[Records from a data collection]
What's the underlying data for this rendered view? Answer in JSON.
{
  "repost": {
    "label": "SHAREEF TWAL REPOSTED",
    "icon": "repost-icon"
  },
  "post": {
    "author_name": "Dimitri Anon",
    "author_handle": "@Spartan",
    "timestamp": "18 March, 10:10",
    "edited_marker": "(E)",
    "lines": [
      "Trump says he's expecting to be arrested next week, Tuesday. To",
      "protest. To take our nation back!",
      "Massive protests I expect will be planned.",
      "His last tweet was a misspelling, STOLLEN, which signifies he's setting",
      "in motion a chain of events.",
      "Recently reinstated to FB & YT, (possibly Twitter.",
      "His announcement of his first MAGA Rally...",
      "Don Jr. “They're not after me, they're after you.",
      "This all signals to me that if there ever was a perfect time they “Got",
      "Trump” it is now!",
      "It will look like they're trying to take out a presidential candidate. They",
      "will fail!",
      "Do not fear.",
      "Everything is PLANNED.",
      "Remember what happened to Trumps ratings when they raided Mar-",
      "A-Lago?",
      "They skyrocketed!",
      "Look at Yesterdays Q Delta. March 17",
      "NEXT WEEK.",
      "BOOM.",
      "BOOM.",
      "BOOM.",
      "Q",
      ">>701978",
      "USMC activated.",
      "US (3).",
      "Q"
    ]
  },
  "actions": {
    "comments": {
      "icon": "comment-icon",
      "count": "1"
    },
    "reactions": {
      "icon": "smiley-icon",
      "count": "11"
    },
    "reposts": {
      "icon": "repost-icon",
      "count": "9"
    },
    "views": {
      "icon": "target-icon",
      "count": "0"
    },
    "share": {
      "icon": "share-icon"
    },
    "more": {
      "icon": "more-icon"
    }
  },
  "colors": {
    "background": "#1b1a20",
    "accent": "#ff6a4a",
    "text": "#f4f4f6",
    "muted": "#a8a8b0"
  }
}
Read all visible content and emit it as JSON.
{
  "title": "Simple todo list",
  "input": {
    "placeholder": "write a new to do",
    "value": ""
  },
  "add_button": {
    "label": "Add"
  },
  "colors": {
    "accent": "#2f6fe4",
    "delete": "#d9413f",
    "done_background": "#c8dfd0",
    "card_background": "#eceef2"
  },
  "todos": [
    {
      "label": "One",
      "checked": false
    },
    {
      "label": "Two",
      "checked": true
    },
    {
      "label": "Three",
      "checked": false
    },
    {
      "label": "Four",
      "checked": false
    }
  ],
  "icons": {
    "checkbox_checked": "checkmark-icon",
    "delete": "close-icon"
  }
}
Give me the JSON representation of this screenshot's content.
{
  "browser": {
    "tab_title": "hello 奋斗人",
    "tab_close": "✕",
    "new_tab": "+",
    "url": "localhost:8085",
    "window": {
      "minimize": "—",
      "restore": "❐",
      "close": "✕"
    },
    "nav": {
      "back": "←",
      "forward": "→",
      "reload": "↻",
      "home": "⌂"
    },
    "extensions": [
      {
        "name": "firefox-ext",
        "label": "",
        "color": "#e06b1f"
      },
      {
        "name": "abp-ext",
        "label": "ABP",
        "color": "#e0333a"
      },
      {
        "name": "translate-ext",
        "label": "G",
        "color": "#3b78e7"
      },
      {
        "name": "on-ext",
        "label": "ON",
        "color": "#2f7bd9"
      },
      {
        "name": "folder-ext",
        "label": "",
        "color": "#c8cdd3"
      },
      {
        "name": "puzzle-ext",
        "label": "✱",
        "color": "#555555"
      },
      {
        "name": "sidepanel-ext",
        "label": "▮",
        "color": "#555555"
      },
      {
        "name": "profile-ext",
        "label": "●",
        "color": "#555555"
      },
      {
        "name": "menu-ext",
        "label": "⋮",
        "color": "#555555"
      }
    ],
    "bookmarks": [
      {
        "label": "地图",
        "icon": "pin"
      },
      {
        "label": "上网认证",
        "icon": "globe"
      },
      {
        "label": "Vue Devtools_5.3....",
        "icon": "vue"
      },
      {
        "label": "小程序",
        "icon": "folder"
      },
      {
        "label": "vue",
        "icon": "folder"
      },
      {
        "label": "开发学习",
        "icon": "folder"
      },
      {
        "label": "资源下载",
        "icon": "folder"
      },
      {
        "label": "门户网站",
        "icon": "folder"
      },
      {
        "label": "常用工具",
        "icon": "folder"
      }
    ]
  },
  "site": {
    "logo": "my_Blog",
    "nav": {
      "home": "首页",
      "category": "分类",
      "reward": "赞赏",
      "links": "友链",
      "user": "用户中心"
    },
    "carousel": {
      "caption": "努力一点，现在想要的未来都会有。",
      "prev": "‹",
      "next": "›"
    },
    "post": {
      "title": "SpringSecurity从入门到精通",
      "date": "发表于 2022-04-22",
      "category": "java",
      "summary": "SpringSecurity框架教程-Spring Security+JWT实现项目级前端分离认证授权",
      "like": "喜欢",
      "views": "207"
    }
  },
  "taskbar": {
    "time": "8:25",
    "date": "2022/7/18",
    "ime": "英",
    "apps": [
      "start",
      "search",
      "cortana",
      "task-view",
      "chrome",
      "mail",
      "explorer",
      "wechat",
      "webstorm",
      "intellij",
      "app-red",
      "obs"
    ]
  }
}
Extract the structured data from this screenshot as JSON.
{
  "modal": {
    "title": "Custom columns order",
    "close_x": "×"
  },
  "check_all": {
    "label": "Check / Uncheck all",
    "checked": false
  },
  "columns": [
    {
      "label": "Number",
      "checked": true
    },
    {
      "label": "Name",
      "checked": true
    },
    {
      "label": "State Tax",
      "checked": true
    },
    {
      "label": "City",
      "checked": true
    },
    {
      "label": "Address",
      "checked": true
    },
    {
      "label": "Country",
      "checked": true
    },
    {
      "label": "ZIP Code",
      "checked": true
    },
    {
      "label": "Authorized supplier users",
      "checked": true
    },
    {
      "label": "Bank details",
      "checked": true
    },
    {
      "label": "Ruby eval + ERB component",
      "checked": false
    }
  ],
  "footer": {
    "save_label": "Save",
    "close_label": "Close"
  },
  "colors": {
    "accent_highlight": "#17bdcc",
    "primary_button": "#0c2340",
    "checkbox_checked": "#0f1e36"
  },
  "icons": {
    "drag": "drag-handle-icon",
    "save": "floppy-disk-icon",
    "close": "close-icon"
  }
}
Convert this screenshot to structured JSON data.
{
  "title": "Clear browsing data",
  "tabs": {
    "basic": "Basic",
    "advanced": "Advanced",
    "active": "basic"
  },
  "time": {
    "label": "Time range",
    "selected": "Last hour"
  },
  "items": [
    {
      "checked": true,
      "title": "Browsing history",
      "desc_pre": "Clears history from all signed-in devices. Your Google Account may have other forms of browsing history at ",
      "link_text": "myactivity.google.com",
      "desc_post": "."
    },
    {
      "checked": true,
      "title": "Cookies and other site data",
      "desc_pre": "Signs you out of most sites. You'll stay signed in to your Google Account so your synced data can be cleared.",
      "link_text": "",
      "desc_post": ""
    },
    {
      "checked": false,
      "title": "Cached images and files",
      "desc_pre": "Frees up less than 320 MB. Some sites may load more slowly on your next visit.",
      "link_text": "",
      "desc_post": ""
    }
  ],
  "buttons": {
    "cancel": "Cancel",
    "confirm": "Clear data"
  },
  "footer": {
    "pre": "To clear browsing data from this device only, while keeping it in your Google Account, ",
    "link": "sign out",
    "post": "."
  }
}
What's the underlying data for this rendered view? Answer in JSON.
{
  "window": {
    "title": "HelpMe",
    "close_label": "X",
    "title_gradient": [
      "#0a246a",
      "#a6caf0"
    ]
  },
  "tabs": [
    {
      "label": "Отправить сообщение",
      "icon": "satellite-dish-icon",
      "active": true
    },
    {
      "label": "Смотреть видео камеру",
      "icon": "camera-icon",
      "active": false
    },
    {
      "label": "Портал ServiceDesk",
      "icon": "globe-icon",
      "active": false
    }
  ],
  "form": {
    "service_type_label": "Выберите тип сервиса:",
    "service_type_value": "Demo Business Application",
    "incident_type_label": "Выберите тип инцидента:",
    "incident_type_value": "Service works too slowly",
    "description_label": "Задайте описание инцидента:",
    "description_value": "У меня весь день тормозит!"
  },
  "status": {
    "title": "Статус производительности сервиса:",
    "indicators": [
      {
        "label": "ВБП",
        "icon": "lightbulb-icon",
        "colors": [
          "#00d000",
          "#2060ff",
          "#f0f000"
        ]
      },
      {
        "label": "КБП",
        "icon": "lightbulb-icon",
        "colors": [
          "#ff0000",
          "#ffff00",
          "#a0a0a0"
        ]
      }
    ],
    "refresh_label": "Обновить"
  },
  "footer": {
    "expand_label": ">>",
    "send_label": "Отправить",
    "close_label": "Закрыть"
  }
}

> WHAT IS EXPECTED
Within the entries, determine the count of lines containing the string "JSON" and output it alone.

> EXERCISE OUTPUT
6